**Exercise:**
Your task is to repeat the entries exactly. Leave the pictures out.

**Material for this exercise:**
■ ■ ■
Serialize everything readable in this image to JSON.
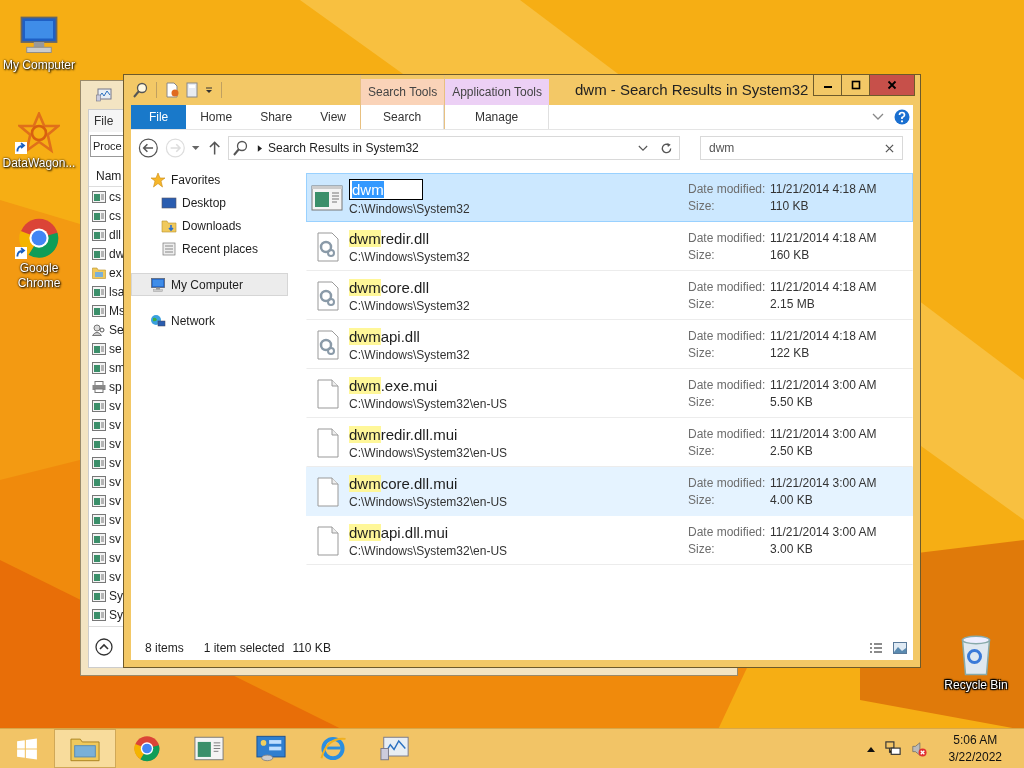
{
  "desktop_icons": [
    {
      "label": "My Computer",
      "kind": "computer",
      "shortcut": false
    },
    {
      "label": "DataWagon...",
      "kind": "emblem",
      "shortcut": true
    },
    {
      "label": "Google Chrome",
      "kind": "browser",
      "shortcut": true
    }
  ],
  "corner_icon": {
    "label": "Recycle Bin",
    "kind": "trash"
  },
  "back_window": {
    "menu": [
      "File"
    ],
    "dropdown": "Proce",
    "column_1": "Nam",
    "rows": [
      {
        "name": "cs",
        "kind": "app"
      },
      {
        "name": "cs",
        "kind": "app"
      },
      {
        "name": "dll",
        "kind": "app"
      },
      {
        "name": "dw",
        "kind": "app"
      },
      {
        "name": "ex",
        "kind": "folder"
      },
      {
        "name": "lsa",
        "kind": "app"
      },
      {
        "name": "Ms",
        "kind": "app"
      },
      {
        "name": "Se",
        "kind": "person"
      },
      {
        "name": "se",
        "kind": "app"
      },
      {
        "name": "sm",
        "kind": "app"
      },
      {
        "name": "sp",
        "kind": "printer"
      },
      {
        "name": "sv",
        "kind": "app"
      },
      {
        "name": "sv",
        "kind": "app"
      },
      {
        "name": "sv",
        "kind": "app"
      },
      {
        "name": "sv",
        "kind": "app"
      },
      {
        "name": "sv",
        "kind": "app"
      },
      {
        "name": "sv",
        "kind": "app"
      },
      {
        "name": "sv",
        "kind": "app"
      },
      {
        "name": "sv",
        "kind": "app"
      },
      {
        "name": "sv",
        "kind": "app"
      },
      {
        "name": "sv",
        "kind": "app"
      },
      {
        "name": "Sy",
        "kind": "app"
      },
      {
        "name": "Sy",
        "kind": "app"
      }
    ]
  },
  "explorer": {
    "title": "dwm - Search Results in System32",
    "ribbon_tabs": [
      {
        "label": "File",
        "kind": "file",
        "selected": false
      },
      {
        "label": "Home",
        "kind": "tab",
        "selected": false
      },
      {
        "label": "Share",
        "kind": "tab",
        "selected": false
      },
      {
        "label": "View",
        "kind": "tab",
        "selected": false
      }
    ],
    "context_groups": [
      {
        "label": "Search Tools",
        "color": "#fad3b8",
        "tabs": [
          {
            "label": "Search",
            "selected": false
          }
        ]
      },
      {
        "label": "Application Tools",
        "color": "#ecd0f5",
        "tabs": [
          {
            "label": "Manage",
            "selected": false
          }
        ]
      }
    ],
    "address": "Search Results in System32",
    "search": {
      "value": "dwm"
    },
    "nav": [
      {
        "label": "Favorites",
        "kind": "star",
        "selected": false,
        "children": [
          {
            "label": "Desktop",
            "kind": "desktop",
            "selected": false
          },
          {
            "label": "Downloads",
            "kind": "downloads",
            "selected": false
          },
          {
            "label": "Recent places",
            "kind": "recent",
            "selected": false
          }
        ]
      },
      {
        "label": "My Computer",
        "kind": "computer",
        "selected": true
      },
      {
        "label": "Network",
        "kind": "network",
        "selected": false
      }
    ],
    "files": [
      {
        "match": "dwm",
        "path": "C:\\Windows\\System32",
        "date_label": "Date modified:",
        "date": "11/21/2014 4:18 AM",
        "size_label": "Size:",
        "size": "110 KB",
        "kind": "app",
        "selected": true,
        "hovered": false,
        "renaming": true
      },
      {
        "match": "dwm",
        "rest": "redir.dll",
        "path": "C:\\Windows\\System32",
        "date_label": "Date modified:",
        "date": "11/21/2014 4:18 AM",
        "size_label": "Size:",
        "size": "160 KB",
        "kind": "dll",
        "selected": false,
        "hovered": false,
        "renaming": false
      },
      {
        "match": "dwm",
        "rest": "core.dll",
        "path": "C:\\Windows\\System32",
        "date_label": "Date modified:",
        "date": "11/21/2014 4:18 AM",
        "size_label": "Size:",
        "size": "2.15 MB",
        "kind": "dll",
        "selected": false,
        "hovered": false,
        "renaming": false
      },
      {
        "match": "dwm",
        "rest": "api.dll",
        "path": "C:\\Windows\\System32",
        "date_label": "Date modified:",
        "date": "11/21/2014 4:18 AM",
        "size_label": "Size:",
        "size": "122 KB",
        "kind": "dll",
        "selected": false,
        "hovered": false,
        "renaming": false
      },
      {
        "match": "dwm",
        "rest": ".exe.mui",
        "path": "C:\\Windows\\System32\\en-US",
        "date_label": "Date modified:",
        "date": "11/21/2014 3:00 AM",
        "size_label": "Size:",
        "size": "5.50 KB",
        "kind": "file",
        "selected": false,
        "hovered": false,
        "renaming": false
      },
      {
        "match": "dwm",
        "rest": "redir.dll.mui",
        "path": "C:\\Windows\\System32\\en-US",
        "date_label": "Date modified:",
        "date": "11/21/2014 3:00 AM",
        "size_label": "Size:",
        "size": "2.50 KB",
        "kind": "file",
        "selected": false,
        "hovered": false,
        "renaming": false
      },
      {
        "match": "dwm",
        "rest": "core.dll.mui",
        "path": "C:\\Windows\\System32\\en-US",
        "date_label": "Date modified:",
        "date": "11/21/2014 3:00 AM",
        "size_label": "Size:",
        "size": "4.00 KB",
        "kind": "file",
        "selected": false,
        "hovered": true,
        "renaming": false
      },
      {
        "match": "dwm",
        "rest": "api.dll.mui",
        "path": "C:\\Windows\\System32\\en-US",
        "date_label": "Date modified:",
        "date": "11/21/2014 3:00 AM",
        "size_label": "Size:",
        "size": "3.00 KB",
        "kind": "file",
        "selected": false,
        "hovered": false,
        "renaming": false
      }
    ],
    "status": {
      "count": "8 items",
      "selection": "1 item selected",
      "size": "110 KB"
    }
  },
  "taskbar": {
    "items": [
      {
        "kind": "folder",
        "active": true
      },
      {
        "kind": "browser",
        "active": false
      },
      {
        "kind": "app",
        "active": false
      },
      {
        "kind": "panel",
        "active": false
      },
      {
        "kind": "globe",
        "active": false
      },
      {
        "kind": "monitor",
        "active": false
      }
    ],
    "clock": {
      "time": "5:06 AM",
      "date": "3/22/2022"
    }
  }
}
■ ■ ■
**Written response:**
Serialize everything readable in this image to JSON.
{
  "desktop_icons": [
    {
      "label": "My Computer",
      "kind": "computer",
      "shortcut": false
    },
    {
      "label": "DataWagon...",
      "kind": "emblem",
      "shortcut": true
    },
    {
      "label": "Google Chrome",
      "kind": "browser",
      "shortcut": true
    }
  ],
  "corner_icon": {
    "label": "Recycle Bin",
    "kind": "trash"
  },
  "back_window": {
    "menu": [
      "File"
    ],
    "dropdown": "Proce",
    "column_1": "Nam",
    "rows": [
      {
        "name": "cs",
        "kind": "app"
      },
      {
        "name": "cs",
        "kind": "app"
      },
      {
        "name": "dll",
        "kind": "app"
      },
      {
        "name": "dw",
        "kind": "app"
      },
      {
        "name": "ex",
        "kind": "folder"
      },
      {
        "name": "lsa",
        "kind": "app"
      },
      {
        "name": "Ms",
        "kind": "app"
      },
      {
        "name": "Se",
        "kind": "person"
      },
      {
        "name": "se",
        "kind": "app"
      },
      {
        "name": "sm",
        "kind": "app"
      },
      {
        "name": "sp",
        "kind": "printer"
      },
      {
        "name": "sv",
        "kind": "app"
      },
      {
        "name": "sv",
        "kind": "app"
      },
      {
        "name": "sv",
        "kind": "app"
      },
      {
        "name": "sv",
        "kind": "app"
      },
      {
        "name": "sv",
        "kind": "app"
      },
      {
        "name": "sv",
        "kind": "app"
      },
      {
        "name": "sv",
        "kind": "app"
      },
      {
        "name": "sv",
        "kind": "app"
      },
      {
        "name": "sv",
        "kind": "app"
      },
      {
        "name": "sv",
        "kind": "app"
      },
      {
        "name": "Sy",
        "kind": "app"
      },
      {
        "name": "Sy",
        "kind": "app"
      }
    ]
  },
  "explorer": {
    "title": "dwm - Search Results in System32",
    "ribbon_tabs": [
      {
        "label": "File",
        "kind": "file",
        "selected": false
      },
      {
        "label": "Home",
        "kind": "tab",
        "selected": false
      },
      {
        "label": "Share",
        "kind": "tab",
        "selected": false
      },
      {
        "label": "View",
        "kind": "tab",
        "selected": false
      }
    ],
    "context_groups": [
      {
        "label": "Search Tools",
        "color": "#fad3b8",
        "tabs": [
          {
            "label": "Search",
            "selected": false
          }
        ]
      },
      {
        "label": "Application Tools",
        "color": "#ecd0f5",
        "tabs": [
          {
            "label": "Manage",
            "selected": false
          }
        ]
      }
    ],
    "address": "Search Results in System32",
    "search": {
      "value": "dwm"
    },
    "nav": [
      {
        "label": "Favorites",
        "kind": "star",
        "selected": false,
        "children": [
          {
            "label": "Desktop",
            "kind": "desktop",
            "selected": false
          },
          {
            "label": "Downloads",
            "kind": "downloads",
            "selected": false
          },
          {
            "label": "Recent places",
            "kind": "recent",
            "selected": false
          }
        ]
      },
      {
        "label": "My Computer",
        "kind": "computer",
        "selected": true
      },
      {
        "label": "Network",
        "kind": "network",
        "selected": false
      }
    ],
    "files": [
      {
        "match": "dwm",
        "path": "C:\\Windows\\System32",
        "date_label": "Date modified:",
        "date": "11/21/2014 4:18 AM",
        "size_label": "Size:",
        "size": "110 KB",
        "kind": "app",
        "selected": true,
        "hovered": false,
        "renaming": true
      },
      {
        "match": "dwm",
        "rest": "redir.dll",
        "path": "C:\\Windows\\System32",
        "date_label": "Date modified:",
        "date": "11/21/2014 4:18 AM",
        "size_label": "Size:",
        "size": "160 KB",
        "kind": "dll",
        "selected": false,
        "hovered": false,
        "renaming": false
      },
      {
        "match": "dwm",
        "rest": "core.dll",
        "path": "C:\\Windows\\System32",
        "date_label": "Date modified:",
        "date": "11/21/2014 4:18 AM",
        "size_label": "Size:",
        "size": "2.15 MB",
        "kind": "dll",
        "selected": false,
        "hovered": false,
        "renaming": false
      },
      {
        "match": "dwm",
        "rest": "api.dll",
        "path": "C:\\Windows\\System32",
        "date_label": "Date modified:",
        "date": "11/21/2014 4:18 AM",
        "size_label": "Size:",
        "size": "122 KB",
        "kind": "dll",
        "selected": false,
        "hovered": false,
        "renaming": false
      },
      {
        "match": "dwm",
        "rest": ".exe.mui",
        "path": "C:\\Windows\\System32\\en-US",
        "date_label": "Date modified:",
        "date": "11/21/2014 3:00 AM",
        "size_label": "Size:",
        "size": "5.50 KB",
        "kind": "file",
        "selected": false,
        "hovered": false,
        "renaming": false
      },
      {
        "match": "dwm",
        "rest": "redir.dll.mui",
        "path": "C:\\Windows\\System32\\en-US",
        "date_label": "Date modified:",
        "date": "11/21/2014 3:00 AM",
        "size_label": "Size:",
        "size": "2.50 KB",
        "kind": "file",
        "selected": false,
        "hovered": false,
        "renaming": false
      },
      {
        "match": "dwm",
        "rest": "core.dll.mui",
        "path": "C:\\Windows\\System32\\en-US",
        "date_label": "Date modified:",
        "date": "11/21/2014 3:00 AM",
        "size_label": "Size:",
        "size": "4.00 KB",
        "kind": "file",
        "selected": false,
        "hovered": true,
        "renaming": false
      },
      {
        "match": "dwm",
        "rest": "api.dll.mui",
        "path": "C:\\Windows\\System32\\en-US",
        "date_label": "Date modified:",
        "date": "11/21/2014 3:00 AM",
        "size_label": "Size:",
        "size": "3.00 KB",
        "kind": "file",
        "selected": false,
        "hovered": false,
        "renaming": false
      }
    ],
    "status": {
      "count": "8 items",
      "selection": "1 item selected",
      "size": "110 KB"
    }
  },
  "taskbar": {
    "items": [
      {
        "kind": "folder",
        "active": true
      },
      {
        "kind": "browser",
        "active": false
      },
      {
        "kind": "app",
        "active": false
      },
      {
        "kind": "panel",
        "active": false
      },
      {
        "kind": "globe",
        "active": false
      },
      {
        "kind": "monitor",
        "active": false
      }
    ],
    "clock": {
      "time": "5:06 AM",
      "date": "3/22/2022"
    }
  }
}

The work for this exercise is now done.